Preserving greenery in the EEC
The Rayong Botanical Garden hopes to attract tourists and preserve natural heritage
Just a few hours from Bangkok by car, Rayong is famous as a getaway among urban holidaymakers for its seafood and fruit.
The province is also a centre of the chemical and automotive industries and is one of three eastern provinces (along with Chon Buri and Chachoengsao) designated as the development base for the government's flagship Eastern Economic Corridor (EEC).
In parallel with ongoing efforts to boost industry investment in the EEC provinces, responsible agencies are busy upgrading the Rayong Botanical Garden into a significant tourist spot in the EEC.
Initiated by Her Majesty Queen Sirikit the Queen Mother, Rayong Botanical Garden covers 3,877 rai, home to a great number of valuable Thai plants, with a focus on rare, endemic and endangered species.
According to Wachana Boonchai, chief of Rayong Botanical Garden, the site sprang from the foresight of the Botanical Garden Organization regarding the significance of plant preservation in different regions of the country.
There was a determination to establish a botanical centre for each region.
Rayong province worked collaboratively with regional organisations, exploring Samnangyai Swamp (Jamrung Swamp), spanning 3,877 square metres in Chak Phong subdistrict in Klaeng district. The province and locals agreed to establish Rayong Botanical Garden as representative of eastern Thailand in 2002.
The aim of the garden is to develop a natural learning centre for educating locals as well as visitors about the conversation of wetland resources and native plants. With this aim, plant resources will be conserved and sustainably used.

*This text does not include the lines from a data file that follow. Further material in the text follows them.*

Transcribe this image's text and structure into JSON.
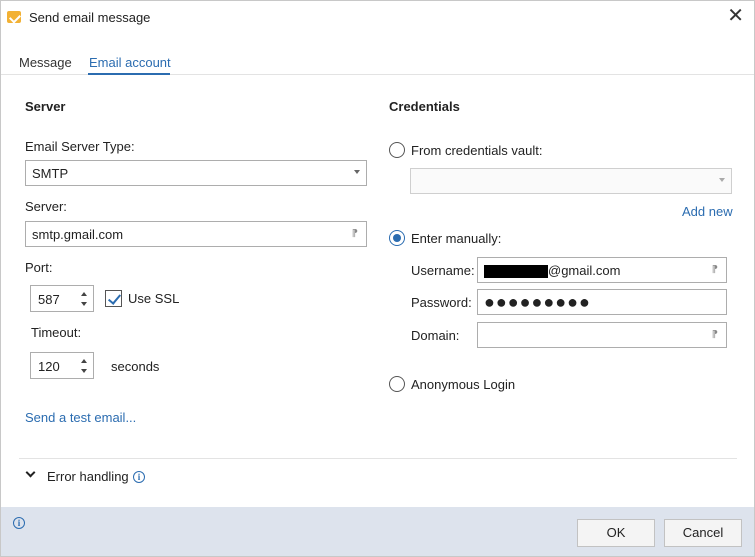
{
  "window": {
    "title": "Send email message",
    "close_glyph": "✕"
  },
  "tabs": [
    {
      "label": "Message",
      "active": false
    },
    {
      "label": "Email account",
      "active": true
    }
  ],
  "server": {
    "section_title": "Server",
    "type_label": "Email Server Type:",
    "type_value": "SMTP",
    "server_label": "Server:",
    "server_value": "smtp.gmail.com",
    "port_label": "Port:",
    "port_value": "587",
    "use_ssl_label": "Use SSL",
    "use_ssl_checked": true,
    "timeout_label": "Timeout:",
    "timeout_value": "120",
    "timeout_unit": "seconds",
    "test_link": "Send a test email..."
  },
  "credentials": {
    "section_title": "Credentials",
    "vault_option": "From credentials vault:",
    "vault_value": "",
    "add_new": "Add new",
    "manual_option": "Enter manually:",
    "username_label": "Username:",
    "username_suffix": "@gmail.com",
    "password_label": "Password:",
    "password_mask": "●●●●●●●●●",
    "domain_label": "Domain:",
    "domain_value": "",
    "anonymous_option": "Anonymous Login"
  },
  "error_handling": {
    "label": "Error handling"
  },
  "footer": {
    "ok_label": "OK",
    "cancel_label": "Cancel"
  },
  "icons": {
    "info": "i"
  },
  "colors": {
    "accent": "#2b6cb0",
    "footer_bg": "#dde3ed",
    "app_icon": "#f2b134"
  }
}
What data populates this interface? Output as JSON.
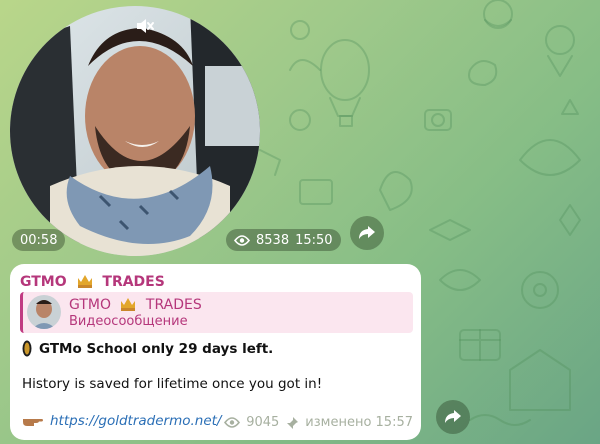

Mr Wachana explains a walking route in the garden.
Later, the local community agreed to protect this huge wetland as part of the natural heritage of Rayong province.
The wetland became a national heritage site according to a cabinet announcement on Nov 3, 2009. The goal in creating such a site is conservation and protection regulations for the national wetland, said Mr Wachana.
He said the Natural Resources and Environment Ministry wants to develop the garden to have higher standards as a tourist attraction in the EEC.
The garden is asking for a budget of 50 million baht for fiscal 2022.
Mr Wachana said the agency asked for a supporting budget from the province to develop a learning centre and improve natural tourism trails this year, but the request was not approved.
"We hope the improvement will attract more younger visitors, foreigners and Thai tourists, allowing the project to become sustainable and creating tourism revenue to boost the economy in the eastern region," he said.
There are a handful of eco-tourism spots in the EEC, and the Rayong Botanical Garden has the potential to be developed as an attraction for nature lovers and students, Mr Wachana said.
The EEC Office predicts the population of the EEC provinces will double to 6.29 million by 2037, with the number of tourists expected to double to 51.3 million by the same year.
Kanit Sangsubhan, secretary-general of the EEC Office, said the Rayong Botanical Garden development plan has already been included in the EEC's budget plan for fiscal 2022.
He said the office aims to upgrade the garden to become a centre for organic plantation, which requires spending on R&D from the government and the private sector. Becoming a learning hub for organic plantation requires the locals and students to use high technology, making the garden more than a tourism spot, Mr Kanit said.
Bicycling on a boardwalk is an activity in the garden. (Photo by Pongpet Mekloy)
The government is keen to promote tourism in what will largely be an industrial enclave. (Photo by Pongpet Mekloy)